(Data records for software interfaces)
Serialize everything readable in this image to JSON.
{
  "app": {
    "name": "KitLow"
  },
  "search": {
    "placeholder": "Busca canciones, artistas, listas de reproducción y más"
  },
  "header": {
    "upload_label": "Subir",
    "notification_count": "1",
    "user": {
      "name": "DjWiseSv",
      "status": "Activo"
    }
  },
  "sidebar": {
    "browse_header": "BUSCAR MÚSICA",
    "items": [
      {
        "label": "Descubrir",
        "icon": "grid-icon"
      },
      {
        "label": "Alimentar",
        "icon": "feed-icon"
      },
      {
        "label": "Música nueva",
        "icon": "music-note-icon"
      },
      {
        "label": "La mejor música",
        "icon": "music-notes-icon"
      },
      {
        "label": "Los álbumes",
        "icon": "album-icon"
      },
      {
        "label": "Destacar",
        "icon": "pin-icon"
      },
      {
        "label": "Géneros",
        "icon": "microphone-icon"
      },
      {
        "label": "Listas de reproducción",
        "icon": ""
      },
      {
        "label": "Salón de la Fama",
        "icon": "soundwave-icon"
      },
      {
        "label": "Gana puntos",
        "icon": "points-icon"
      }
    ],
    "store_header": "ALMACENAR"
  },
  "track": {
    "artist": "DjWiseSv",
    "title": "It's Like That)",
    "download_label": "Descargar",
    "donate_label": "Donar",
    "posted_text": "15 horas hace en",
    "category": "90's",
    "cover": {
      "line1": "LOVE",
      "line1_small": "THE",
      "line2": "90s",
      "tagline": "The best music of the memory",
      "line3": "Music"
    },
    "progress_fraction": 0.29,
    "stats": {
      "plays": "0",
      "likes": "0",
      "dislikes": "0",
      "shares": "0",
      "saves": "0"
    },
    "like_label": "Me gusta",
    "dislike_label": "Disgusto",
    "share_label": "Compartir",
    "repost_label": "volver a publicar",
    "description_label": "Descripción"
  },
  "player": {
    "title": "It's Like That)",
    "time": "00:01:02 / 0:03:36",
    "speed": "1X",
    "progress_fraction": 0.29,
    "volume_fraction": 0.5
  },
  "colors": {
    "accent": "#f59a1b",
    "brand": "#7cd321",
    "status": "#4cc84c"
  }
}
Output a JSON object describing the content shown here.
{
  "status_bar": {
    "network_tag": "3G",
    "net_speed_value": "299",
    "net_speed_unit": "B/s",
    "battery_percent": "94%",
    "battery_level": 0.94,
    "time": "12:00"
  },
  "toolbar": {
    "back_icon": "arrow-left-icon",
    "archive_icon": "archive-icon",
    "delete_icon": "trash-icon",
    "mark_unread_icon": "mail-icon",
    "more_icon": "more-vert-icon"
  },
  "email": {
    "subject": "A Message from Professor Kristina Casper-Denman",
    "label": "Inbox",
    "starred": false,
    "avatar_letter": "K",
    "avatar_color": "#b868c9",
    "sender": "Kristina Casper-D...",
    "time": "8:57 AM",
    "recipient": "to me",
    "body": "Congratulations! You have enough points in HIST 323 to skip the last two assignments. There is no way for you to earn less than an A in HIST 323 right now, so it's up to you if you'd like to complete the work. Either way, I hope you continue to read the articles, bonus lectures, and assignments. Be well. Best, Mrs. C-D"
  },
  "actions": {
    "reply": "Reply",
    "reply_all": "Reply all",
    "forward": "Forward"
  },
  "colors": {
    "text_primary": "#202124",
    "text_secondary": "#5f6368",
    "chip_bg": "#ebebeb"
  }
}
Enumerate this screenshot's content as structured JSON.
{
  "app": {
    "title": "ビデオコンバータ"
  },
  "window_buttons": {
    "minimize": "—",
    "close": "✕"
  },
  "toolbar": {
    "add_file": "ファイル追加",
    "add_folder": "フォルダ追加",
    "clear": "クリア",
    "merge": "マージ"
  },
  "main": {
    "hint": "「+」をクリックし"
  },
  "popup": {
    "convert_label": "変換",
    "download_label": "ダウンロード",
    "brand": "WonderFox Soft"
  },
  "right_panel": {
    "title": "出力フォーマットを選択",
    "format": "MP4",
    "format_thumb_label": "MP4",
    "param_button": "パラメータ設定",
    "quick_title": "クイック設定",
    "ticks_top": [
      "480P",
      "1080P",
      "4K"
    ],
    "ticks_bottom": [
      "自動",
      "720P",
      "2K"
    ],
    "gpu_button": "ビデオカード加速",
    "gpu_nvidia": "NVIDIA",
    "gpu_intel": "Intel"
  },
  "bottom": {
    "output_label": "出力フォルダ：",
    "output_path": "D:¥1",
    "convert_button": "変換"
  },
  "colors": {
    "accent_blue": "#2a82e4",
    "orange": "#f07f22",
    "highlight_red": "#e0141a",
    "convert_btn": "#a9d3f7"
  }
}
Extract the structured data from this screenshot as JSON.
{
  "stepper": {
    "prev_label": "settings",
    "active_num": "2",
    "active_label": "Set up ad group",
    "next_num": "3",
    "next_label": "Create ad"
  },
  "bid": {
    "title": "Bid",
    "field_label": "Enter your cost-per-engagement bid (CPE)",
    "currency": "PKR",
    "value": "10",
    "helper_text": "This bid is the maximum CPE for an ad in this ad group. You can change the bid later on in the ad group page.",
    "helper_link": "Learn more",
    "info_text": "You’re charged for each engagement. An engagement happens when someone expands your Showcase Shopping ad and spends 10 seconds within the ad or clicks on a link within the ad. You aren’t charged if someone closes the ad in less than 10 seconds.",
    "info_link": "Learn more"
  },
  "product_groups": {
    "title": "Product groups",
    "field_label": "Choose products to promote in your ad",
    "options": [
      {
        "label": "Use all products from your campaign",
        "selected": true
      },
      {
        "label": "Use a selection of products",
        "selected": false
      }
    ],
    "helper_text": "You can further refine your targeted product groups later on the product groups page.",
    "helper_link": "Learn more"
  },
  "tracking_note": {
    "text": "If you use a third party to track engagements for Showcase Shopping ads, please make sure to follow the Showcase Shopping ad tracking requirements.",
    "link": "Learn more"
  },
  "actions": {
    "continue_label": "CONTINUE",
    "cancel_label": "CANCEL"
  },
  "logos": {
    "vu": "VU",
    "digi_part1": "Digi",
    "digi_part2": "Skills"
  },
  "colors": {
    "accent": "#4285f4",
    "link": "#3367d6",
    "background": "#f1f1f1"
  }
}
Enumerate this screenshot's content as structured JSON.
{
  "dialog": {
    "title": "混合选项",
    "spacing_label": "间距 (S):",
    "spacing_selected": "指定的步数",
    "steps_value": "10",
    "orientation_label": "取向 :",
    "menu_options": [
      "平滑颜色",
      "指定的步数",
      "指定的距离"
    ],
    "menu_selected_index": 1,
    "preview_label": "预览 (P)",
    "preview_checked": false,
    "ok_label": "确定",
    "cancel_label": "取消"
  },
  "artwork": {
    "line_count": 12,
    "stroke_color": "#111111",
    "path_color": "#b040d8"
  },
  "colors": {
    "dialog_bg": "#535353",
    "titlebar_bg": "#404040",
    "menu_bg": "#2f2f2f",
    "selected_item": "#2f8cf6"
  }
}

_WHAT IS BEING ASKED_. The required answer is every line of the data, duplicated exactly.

_TASK ANSWER_.
Serialize everything readable in this image to JSON.
{
  "app": {
    "name": "KitLow"
  },
  "search": {
    "placeholder": "Busca canciones, artistas, listas de reproducción y más"
  },
  "header": {
    "upload_label": "Subir",
    "notification_count": "1",
    "user": {
      "name": "DjWiseSv",
      "status": "Activo"
    }
  },
  "sidebar": {
    "browse_header": "BUSCAR MÚSICA",
    "items": [
      {
        "label": "Descubrir",
        "icon": "grid-icon"
      },
      {
        "label": "Alimentar",
        "icon": "feed-icon"
      },
      {
        "label": "Música nueva",
        "icon": "music-note-icon"
      },
      {
        "label": "La mejor música",
        "icon": "music-notes-icon"
      },
      {
        "label": "Los álbumes",
        "icon": "album-icon"
      },
      {
        "label": "Destacar",
        "icon": "pin-icon"
      },
      {
        "label": "Géneros",
        "icon": "microphone-icon"
      },
      {
        "label": "Listas de reproducción",
        "icon": ""
      },
      {
        "label": "Salón de la Fama",
        "icon": "soundwave-icon"
      },
      {
        "label": "Gana puntos",
        "icon": "points-icon"
      }
    ],
    "store_header": "ALMACENAR"
  },
  "track": {
    "artist": "DjWiseSv",
    "title": "It's Like That)",
    "download_label": "Descargar",
    "donate_label": "Donar",
    "posted_text": "15 horas hace en",
    "category": "90's",
    "cover": {
      "line1": "LOVE",
      "line1_small": "THE",
      "line2": "90s",
      "tagline": "The best music of the memory",
      "line3": "Music"
    },
    "progress_fraction": 0.29,
    "stats": {
      "plays": "0",
      "likes": "0",
      "dislikes": "0",
      "shares": "0",
      "saves": "0"
    },
    "like_label": "Me gusta",
    "dislike_label": "Disgusto",
    "share_label": "Compartir",
    "repost_label": "volver a publicar",
    "description_label": "Descripción"
  },
  "player": {
    "title": "It's Like That)",
    "time": "00:01:02 / 0:03:36",
    "speed": "1X",
    "progress_fraction": 0.29,
    "volume_fraction": 0.5
  },
  "colors": {
    "accent": "#f59a1b",
    "brand": "#7cd321",
    "status": "#4cc84c"
  }
}
Output a JSON object describing the content shown here.
{
  "status_bar": {
    "network_tag": "3G",
    "net_speed_value": "299",
    "net_speed_unit": "B/s",
    "battery_percent": "94%",
    "battery_level": 0.94,
    "time": "12:00"
  },
  "toolbar": {
    "back_icon": "arrow-left-icon",
    "archive_icon": "archive-icon",
    "delete_icon": "trash-icon",
    "mark_unread_icon": "mail-icon",
    "more_icon": "more-vert-icon"
  },
  "email": {
    "subject": "A Message from Professor Kristina Casper-Denman",
    "label": "Inbox",
    "starred": false,
    "avatar_letter": "K",
    "avatar_color": "#b868c9",
    "sender": "Kristina Casper-D...",
    "time": "8:57 AM",
    "recipient": "to me",
    "body": "Congratulations! You have enough points in HIST 323 to skip the last two assignments. There is no way for you to earn less than an A in HIST 323 right now, so it's up to you if you'd like to complete the work. Either way, I hope you continue to read the articles, bonus lectures, and assignments. Be well. Best, Mrs. C-D"
  },
  "actions": {
    "reply": "Reply",
    "reply_all": "Reply all",
    "forward": "Forward"
  },
  "colors": {
    "text_primary": "#202124",
    "text_secondary": "#5f6368",
    "chip_bg": "#ebebeb"
  }
}
Enumerate this screenshot's content as structured JSON.
{
  "app": {
    "title": "ビデオコンバータ"
  },
  "window_buttons": {
    "minimize": "—",
    "close": "✕"
  },
  "toolbar": {
    "add_file": "ファイル追加",
    "add_folder": "フォルダ追加",
    "clear": "クリア",
    "merge": "マージ"
  },
  "main": {
    "hint": "「+」をクリックし"
  },
  "popup": {
    "convert_label": "変換",
    "download_label": "ダウンロード",
    "brand": "WonderFox Soft"
  },
  "right_panel": {
    "title": "出力フォーマットを選択",
    "format": "MP4",
    "format_thumb_label": "MP4",
    "param_button": "パラメータ設定",
    "quick_title": "クイック設定",
    "ticks_top": [
      "480P",
      "1080P",
      "4K"
    ],
    "ticks_bottom": [
      "自動",
      "720P",
      "2K"
    ],
    "gpu_button": "ビデオカード加速",
    "gpu_nvidia": "NVIDIA",
    "gpu_intel": "Intel"
  },
  "bottom": {
    "output_label": "出力フォルダ：",
    "output_path": "D:¥1",
    "convert_button": "変換"
  },
  "colors": {
    "accent_blue": "#2a82e4",
    "orange": "#f07f22",
    "highlight_red": "#e0141a",
    "convert_btn": "#a9d3f7"
  }
}
Extract the structured data from this screenshot as JSON.
{
  "stepper": {
    "prev_label": "settings",
    "active_num": "2",
    "active_label": "Set up ad group",
    "next_num": "3",
    "next_label": "Create ad"
  },
  "bid": {
    "title": "Bid",
    "field_label": "Enter your cost-per-engagement bid (CPE)",
    "currency": "PKR",
    "value": "10",
    "helper_text": "This bid is the maximum CPE for an ad in this ad group. You can change the bid later on in the ad group page.",
    "helper_link": "Learn more",
    "info_text": "You’re charged for each engagement. An engagement happens when someone expands your Showcase Shopping ad and spends 10 seconds within the ad or clicks on a link within the ad. You aren’t charged if someone closes the ad in less than 10 seconds.",
    "info_link": "Learn more"
  },
  "product_groups": {
    "title": "Product groups",
    "field_label": "Choose products to promote in your ad",
    "options": [
      {
        "label": "Use all products from your campaign",
        "selected": true
      },
      {
        "label": "Use a selection of products",
        "selected": false
      }
    ],
    "helper_text": "You can further refine your targeted product groups later on the product groups page.",
    "helper_link": "Learn more"
  },
  "tracking_note": {
    "text": "If you use a third party to track engagements for Showcase Shopping ads, please make sure to follow the Showcase Shopping ad tracking requirements.",
    "link": "Learn more"
  },
  "actions": {
    "continue_label": "CONTINUE",
    "cancel_label": "CANCEL"
  },
  "logos": {
    "vu": "VU",
    "digi_part1": "Digi",
    "digi_part2": "Skills"
  },
  "colors": {
    "accent": "#4285f4",
    "link": "#3367d6",
    "background": "#f1f1f1"
  }
}
Enumerate this screenshot's content as structured JSON.
{
  "dialog": {
    "title": "混合选项",
    "spacing_label": "间距 (S):",
    "spacing_selected": "指定的步数",
    "steps_value": "10",
    "orientation_label": "取向 :",
    "menu_options": [
      "平滑颜色",
      "指定的步数",
      "指定的距离"
    ],
    "menu_selected_index": 1,
    "preview_label": "预览 (P)",
    "preview_checked": false,
    "ok_label": "确定",
    "cancel_label": "取消"
  },
  "artwork": {
    "line_count": 12,
    "stroke_color": "#111111",
    "path_color": "#b040d8"
  },
  "colors": {
    "dialog_bg": "#535353",
    "titlebar_bg": "#404040",
    "menu_bg": "#2f2f2f",
    "selected_item": "#2f8cf6"
  }
}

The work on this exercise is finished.